-- Opening Marker --

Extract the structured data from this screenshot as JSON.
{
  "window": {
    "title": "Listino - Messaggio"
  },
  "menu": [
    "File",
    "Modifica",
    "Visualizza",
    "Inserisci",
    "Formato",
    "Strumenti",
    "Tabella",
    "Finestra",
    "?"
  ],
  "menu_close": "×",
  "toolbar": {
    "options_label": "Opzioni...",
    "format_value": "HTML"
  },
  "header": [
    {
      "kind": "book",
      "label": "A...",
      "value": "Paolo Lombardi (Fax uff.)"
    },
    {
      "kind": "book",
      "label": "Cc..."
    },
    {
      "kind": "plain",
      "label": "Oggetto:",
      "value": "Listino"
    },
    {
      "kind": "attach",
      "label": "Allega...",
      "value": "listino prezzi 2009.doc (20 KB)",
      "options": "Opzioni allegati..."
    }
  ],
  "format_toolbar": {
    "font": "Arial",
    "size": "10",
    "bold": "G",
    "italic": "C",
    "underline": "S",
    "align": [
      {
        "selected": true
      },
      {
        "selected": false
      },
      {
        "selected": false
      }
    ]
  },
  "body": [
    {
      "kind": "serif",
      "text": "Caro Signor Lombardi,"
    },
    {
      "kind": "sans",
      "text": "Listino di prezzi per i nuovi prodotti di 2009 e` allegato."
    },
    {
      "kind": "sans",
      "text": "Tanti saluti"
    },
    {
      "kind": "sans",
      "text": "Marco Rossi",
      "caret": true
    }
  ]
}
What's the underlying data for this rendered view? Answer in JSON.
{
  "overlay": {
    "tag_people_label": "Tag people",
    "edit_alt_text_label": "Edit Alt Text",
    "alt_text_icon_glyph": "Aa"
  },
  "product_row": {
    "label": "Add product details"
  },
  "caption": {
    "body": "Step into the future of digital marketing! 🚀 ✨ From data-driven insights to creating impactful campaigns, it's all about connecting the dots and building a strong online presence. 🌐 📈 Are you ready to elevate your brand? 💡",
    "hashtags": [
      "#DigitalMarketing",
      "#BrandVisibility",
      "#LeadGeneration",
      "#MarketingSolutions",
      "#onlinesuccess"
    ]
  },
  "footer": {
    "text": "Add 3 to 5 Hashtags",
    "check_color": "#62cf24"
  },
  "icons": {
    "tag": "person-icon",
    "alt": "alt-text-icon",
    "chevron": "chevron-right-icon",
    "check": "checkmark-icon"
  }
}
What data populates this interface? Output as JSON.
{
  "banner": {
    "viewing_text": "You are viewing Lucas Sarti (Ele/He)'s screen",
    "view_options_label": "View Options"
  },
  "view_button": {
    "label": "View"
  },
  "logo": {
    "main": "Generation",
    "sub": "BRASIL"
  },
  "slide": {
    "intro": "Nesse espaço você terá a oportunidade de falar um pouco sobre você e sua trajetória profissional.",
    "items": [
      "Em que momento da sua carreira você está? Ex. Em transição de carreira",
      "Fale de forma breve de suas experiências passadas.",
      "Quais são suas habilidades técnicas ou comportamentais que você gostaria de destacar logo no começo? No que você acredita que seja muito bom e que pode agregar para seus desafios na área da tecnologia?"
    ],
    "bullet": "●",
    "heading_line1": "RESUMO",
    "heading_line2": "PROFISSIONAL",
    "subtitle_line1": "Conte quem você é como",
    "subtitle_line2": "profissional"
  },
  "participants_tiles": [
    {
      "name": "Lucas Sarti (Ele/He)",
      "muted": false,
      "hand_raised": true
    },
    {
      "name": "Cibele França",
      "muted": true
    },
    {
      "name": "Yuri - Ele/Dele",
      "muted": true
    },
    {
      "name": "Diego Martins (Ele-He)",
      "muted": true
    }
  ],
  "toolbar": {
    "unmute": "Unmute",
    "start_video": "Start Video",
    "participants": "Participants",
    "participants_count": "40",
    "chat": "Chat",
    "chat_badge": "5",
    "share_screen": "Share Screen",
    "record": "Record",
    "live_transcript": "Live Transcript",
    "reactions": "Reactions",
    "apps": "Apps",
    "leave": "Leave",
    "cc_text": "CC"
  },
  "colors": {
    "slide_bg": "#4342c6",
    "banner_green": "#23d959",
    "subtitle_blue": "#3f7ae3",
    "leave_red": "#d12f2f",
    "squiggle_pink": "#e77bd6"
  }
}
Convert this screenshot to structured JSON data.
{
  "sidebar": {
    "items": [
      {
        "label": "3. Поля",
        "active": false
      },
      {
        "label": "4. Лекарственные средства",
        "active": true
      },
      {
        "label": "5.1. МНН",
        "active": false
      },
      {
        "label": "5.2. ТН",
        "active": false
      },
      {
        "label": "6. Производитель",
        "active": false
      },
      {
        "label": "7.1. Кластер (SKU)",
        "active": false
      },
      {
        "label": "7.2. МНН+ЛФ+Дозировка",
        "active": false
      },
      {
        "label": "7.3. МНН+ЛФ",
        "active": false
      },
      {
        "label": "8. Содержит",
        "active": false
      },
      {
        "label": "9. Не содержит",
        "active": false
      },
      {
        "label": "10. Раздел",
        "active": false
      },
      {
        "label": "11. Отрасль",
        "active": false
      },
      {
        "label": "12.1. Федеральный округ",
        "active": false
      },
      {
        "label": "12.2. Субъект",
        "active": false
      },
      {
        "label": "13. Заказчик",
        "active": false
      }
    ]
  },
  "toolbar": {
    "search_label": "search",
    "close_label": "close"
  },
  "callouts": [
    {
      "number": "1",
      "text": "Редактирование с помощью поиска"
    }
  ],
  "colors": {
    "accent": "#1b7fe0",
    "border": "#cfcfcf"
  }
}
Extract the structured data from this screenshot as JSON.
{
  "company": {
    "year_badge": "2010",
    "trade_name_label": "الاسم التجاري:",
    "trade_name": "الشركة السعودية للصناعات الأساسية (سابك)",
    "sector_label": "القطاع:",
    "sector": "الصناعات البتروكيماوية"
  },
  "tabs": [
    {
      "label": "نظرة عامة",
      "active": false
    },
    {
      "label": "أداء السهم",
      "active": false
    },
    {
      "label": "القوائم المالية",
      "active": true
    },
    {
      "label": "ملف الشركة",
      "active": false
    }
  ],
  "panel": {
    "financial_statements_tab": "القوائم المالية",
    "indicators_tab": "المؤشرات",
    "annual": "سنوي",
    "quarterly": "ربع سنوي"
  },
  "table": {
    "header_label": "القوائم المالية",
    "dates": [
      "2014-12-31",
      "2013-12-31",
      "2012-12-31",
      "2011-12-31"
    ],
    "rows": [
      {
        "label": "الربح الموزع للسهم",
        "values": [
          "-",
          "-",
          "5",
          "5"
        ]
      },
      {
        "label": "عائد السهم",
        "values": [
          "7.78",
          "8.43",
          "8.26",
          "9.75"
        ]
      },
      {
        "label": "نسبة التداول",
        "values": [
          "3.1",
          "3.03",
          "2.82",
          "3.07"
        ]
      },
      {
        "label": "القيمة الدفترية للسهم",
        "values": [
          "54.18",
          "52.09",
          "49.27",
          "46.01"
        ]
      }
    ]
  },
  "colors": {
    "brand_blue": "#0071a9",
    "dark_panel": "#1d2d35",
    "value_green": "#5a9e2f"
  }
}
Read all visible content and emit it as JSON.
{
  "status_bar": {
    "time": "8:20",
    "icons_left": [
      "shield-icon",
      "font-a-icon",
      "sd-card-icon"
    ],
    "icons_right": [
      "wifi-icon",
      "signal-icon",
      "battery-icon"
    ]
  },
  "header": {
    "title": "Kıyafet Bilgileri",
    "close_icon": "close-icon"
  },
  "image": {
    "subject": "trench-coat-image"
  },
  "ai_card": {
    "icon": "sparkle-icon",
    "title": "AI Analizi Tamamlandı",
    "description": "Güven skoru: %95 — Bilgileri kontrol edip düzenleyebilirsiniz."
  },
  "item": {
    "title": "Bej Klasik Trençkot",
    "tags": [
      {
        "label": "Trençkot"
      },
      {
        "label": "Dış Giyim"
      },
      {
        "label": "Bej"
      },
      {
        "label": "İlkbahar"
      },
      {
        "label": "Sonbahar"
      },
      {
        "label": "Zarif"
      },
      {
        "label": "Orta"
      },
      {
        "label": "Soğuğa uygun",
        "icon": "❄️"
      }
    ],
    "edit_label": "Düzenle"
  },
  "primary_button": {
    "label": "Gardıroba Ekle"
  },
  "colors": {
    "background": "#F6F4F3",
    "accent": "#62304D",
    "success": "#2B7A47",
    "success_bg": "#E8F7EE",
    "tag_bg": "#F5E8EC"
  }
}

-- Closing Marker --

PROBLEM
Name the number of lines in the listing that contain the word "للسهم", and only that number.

PROBLEM SOLUTION
2